  • Redemption: the re-integration of Christian faith and learning diligently pursued in the present (now but not fully yet the re-integration of Christian faith and learning graciously perfected in the future).

Prayer

Lord, in my efforts to re-integrate my faith and my scholarship, help me to recognize that Christ’s reconciling work makes possible, and even demands, the re-integration of faith and learning, now. In Christ’s name who lives and reigns with the Father and Holy Spirit—one God forever and ever. Amen.

Questions

Does Christ’s gospel interpreted as a work of reconciliation demand that his followers in the field of education attempt to reintegrate faith and learning as a way of sharing in the benefits of his reconciling work in which harmony between alienated parties is restored? Explain why or why not. Also, what would you predict to be the ultimate purposes or reasons for re-integrating faith and learning as this project is established upon the essential shape and content of the biblical narrative?
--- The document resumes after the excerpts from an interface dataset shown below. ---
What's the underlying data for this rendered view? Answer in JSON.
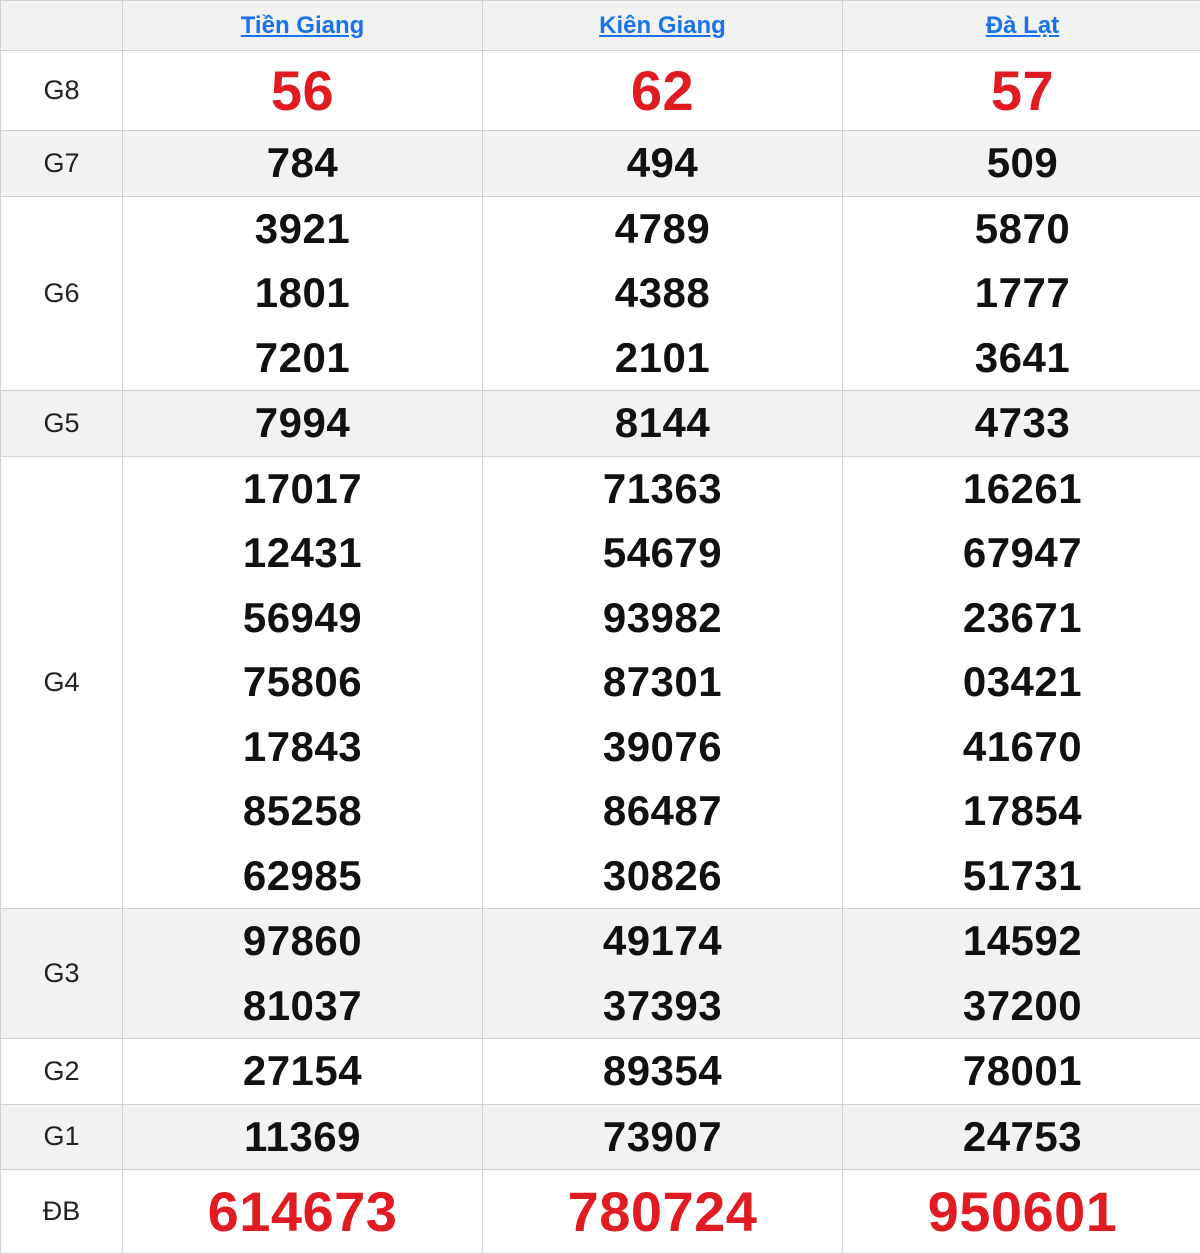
{
  "columns": [
    "Tiền Giang",
    "Kiên Giang",
    "Đà Lạt"
  ],
  "prizes": [
    {
      "label": "G8",
      "values": [
        [
          "56"
        ],
        [
          "62"
        ],
        [
          "57"
        ]
      ]
    },
    {
      "label": "G7",
      "values": [
        [
          "784"
        ],
        [
          "494"
        ],
        [
          "509"
        ]
      ]
    },
    {
      "label": "G6",
      "values": [
        [
          "3921",
          "1801",
          "7201"
        ],
        [
          "4789",
          "4388",
          "2101"
        ],
        [
          "5870",
          "1777",
          "3641"
        ]
      ]
    },
    {
      "label": "G5",
      "values": [
        [
          "7994"
        ],
        [
          "8144"
        ],
        [
          "4733"
        ]
      ]
    },
    {
      "label": "G4",
      "values": [
        [
          "17017",
          "12431",
          "56949",
          "75806",
          "17843",
          "85258",
          "62985"
        ],
        [
          "71363",
          "54679",
          "93982",
          "87301",
          "39076",
          "86487",
          "30826"
        ],
        [
          "16261",
          "67947",
          "23671",
          "03421",
          "41670",
          "17854",
          "51731"
        ]
      ]
    },
    {
      "label": "G3",
      "values": [
        [
          "97860",
          "81037"
        ],
        [
          "49174",
          "37393"
        ],
        [
          "14592",
          "37200"
        ]
      ]
    },
    {
      "label": "G2",
      "values": [
        [
          "27154"
        ],
        [
          "89354"
        ],
        [
          "78001"
        ]
      ]
    },
    {
      "label": "G1",
      "values": [
        [
          "11369"
        ],
        [
          "73907"
        ],
        [
          "24753"
        ]
      ]
    },
    {
      "label": "ĐB",
      "values": [
        [
          "614673"
        ],
        [
          "780724"
        ],
        [
          "950601"
        ]
      ]
    }
  ],
  "colors": {
    "accent_red": "#e01b22",
    "link_blue": "#1a73e8",
    "row_shade": "#f2f2f2",
    "border": "#d0d0d0"
  }
}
Further Reading

Holmes, Arthur. Building the Christian Academy. Grand Rapids: Eerdmans, 2001. P. 7.

Ladd, George E. A Theology of the New Testament. Grand Rapids: Eerdmans, 1979. P. 91.

Print Friendly
d1naugle@aol.com'

David Naugle

Dr. David K. Naugle is chair and professor of philosophy at Dallas Baptist University. He has two doctorates, a Th.D. in systematic theology and a Ph.D. in humanities with concentrations in philosophy and English literature. Dr. Naugle is the author of Worldview: The History of a Concept (Eerdmans, 2002) and Reordered Love, Reordered Lives: Learning the Deep Meaning of Happiness (Eerdmans, 2008), a Christianity Today 2003 Book of the Year. Dr. Naugle is an avid golfer, gardener, guitarist and drummer. He and his wife, Deemie, who is the Associate Provost at DBU, and their dog "Kuyper" live in Duncanville, Texas, a Dallas suburb.

More Posts - Website

Leave a Reply